During and after that shift to cloud, one area that still poses a struggle for many organizations is what to do with their department file shares.
Many of the companies I’ve worked with have embraced cloud solutions due to their desire to “get out of the datacenter business.” The ability to achieve better security and availability, and the speed with which they are able to deploy, is far greater than traditional on-prem options.
During and after that shift to cloud, though, one area that still poses a struggle for many organizations is what to do with their department file shares. I’m sure you’re thinking “there are all kinds of solutions,” and most of them are far better than a traditional network share. I’d agree with you; however, many organizations have a workforce that is accustomed to this old process. While solutions like SharePoint, One Drive for Business, and Dropbox are nice and have additional features, most organizations still prefer the Windows file share.
One solution that holds promise is Microsoft’s Azure File Services. The offering was originally intended to enable companies to move applications that interacted with file shares to Azure, and it was only accessible from Virtual Machines within the same Azure data center when it was first released. But last year Microsoft released an update that leverages SMB 3.0 and enables users to securely connect to the shares from any location.
There are some limitations if you’re looking to deploy Azure File Services within your organization. The biggest that I found was that not all internet service providers (ISPs), such as Comcast and Charter Spectrum, will allow port 45 access across their networks. (Here is a list of known ISPs that do and don’t block this.)
The other major limitation at this time is while you can assign Azure AD permissions to the share, when a user connects, they have to authenticate with the Azure Storage Account and key. This requirement means that everyone is authenticating with the same account. Microsoft is aware this is a short-coming and is supposed to be addressing it in the future with an update to the service.
These two limitations aside, I see the service being useful for organizations that need to archive data and only allow access from a limited number of individuals or systems. As Azure storage is a low-cost retention solution, the data at rest can easily be encrypted with Azure encryption services.
If you’d like to try Azure File Services for yourself, follow these steps:
1. Go to the Azure management portal and log in with your account.
2. Browse to Storage Accounts and create a new Storage Account for this scenario.

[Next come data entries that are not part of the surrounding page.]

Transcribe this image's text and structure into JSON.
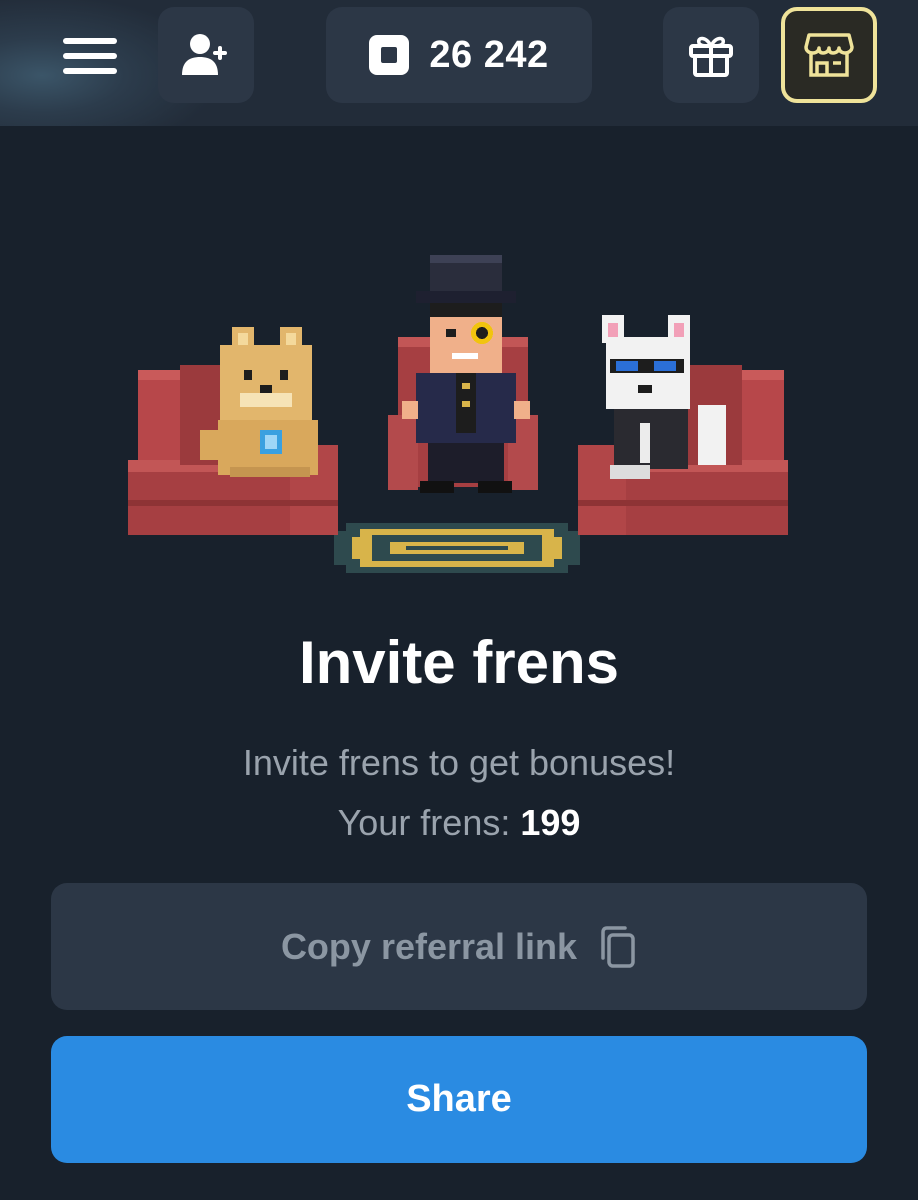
{
  "header": {
    "menu_icon": "hamburger-menu-icon",
    "add_friend_icon": "add-user-icon",
    "balance_icon": "square-coin-icon",
    "balance_value": "26 242",
    "gift_icon": "gift-icon",
    "shop_icon": "store-icon",
    "colors": {
      "bar": "#222c39",
      "button": "#2c3746",
      "shop_border": "#efe39a"
    }
  },
  "main": {
    "title": "Invite frens",
    "subtitle": "Invite frens to get bonuses!",
    "frens_label": "Your frens: ",
    "frens_count": "199"
  },
  "actions": {
    "copy_label": "Copy referral link",
    "copy_icon": "copy-icon",
    "share_label": "Share",
    "colors": {
      "copy_bg": "#2c3746",
      "share_bg": "#2a8be2"
    }
  }
}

3. Make sure when naming the resource to use all lower case letters (this is a Microsoft Configuration requirement). For Account Kind, make sure to select “General Purpose.” For our demo we’ll be using Standard performance disks and Geo-redundant Storage. We’ve also enabled Encryption to show you how easy this function is.
4. Once the storage account has been created, browse to it and under File Service click Files. You see a sub screen and the Create File Share Button: click it, give your file share a name, specify how large you’d like it to be, and click Create.
Congratulations – you’ve just created your first Azure File Share. But wait! You’re asking, “How do I connect to this file share?”
If you click on Connect it will give you the command syntax to connect from either a Windows or a Linux machine.
Remember, your ISP may be blocking port 445. However once you do connect you can upload files and interact like a normal file share. Look for future updates from Microsoft on this feature to add additional security and the ability to assign individualized permissions based on Azure AD accounts. Alternatively, if you are considering Azure for your organization but need additional expertise for deployment and management services, learn more about public cloud management services like those from Concerto Cloud.
Thank you for reading.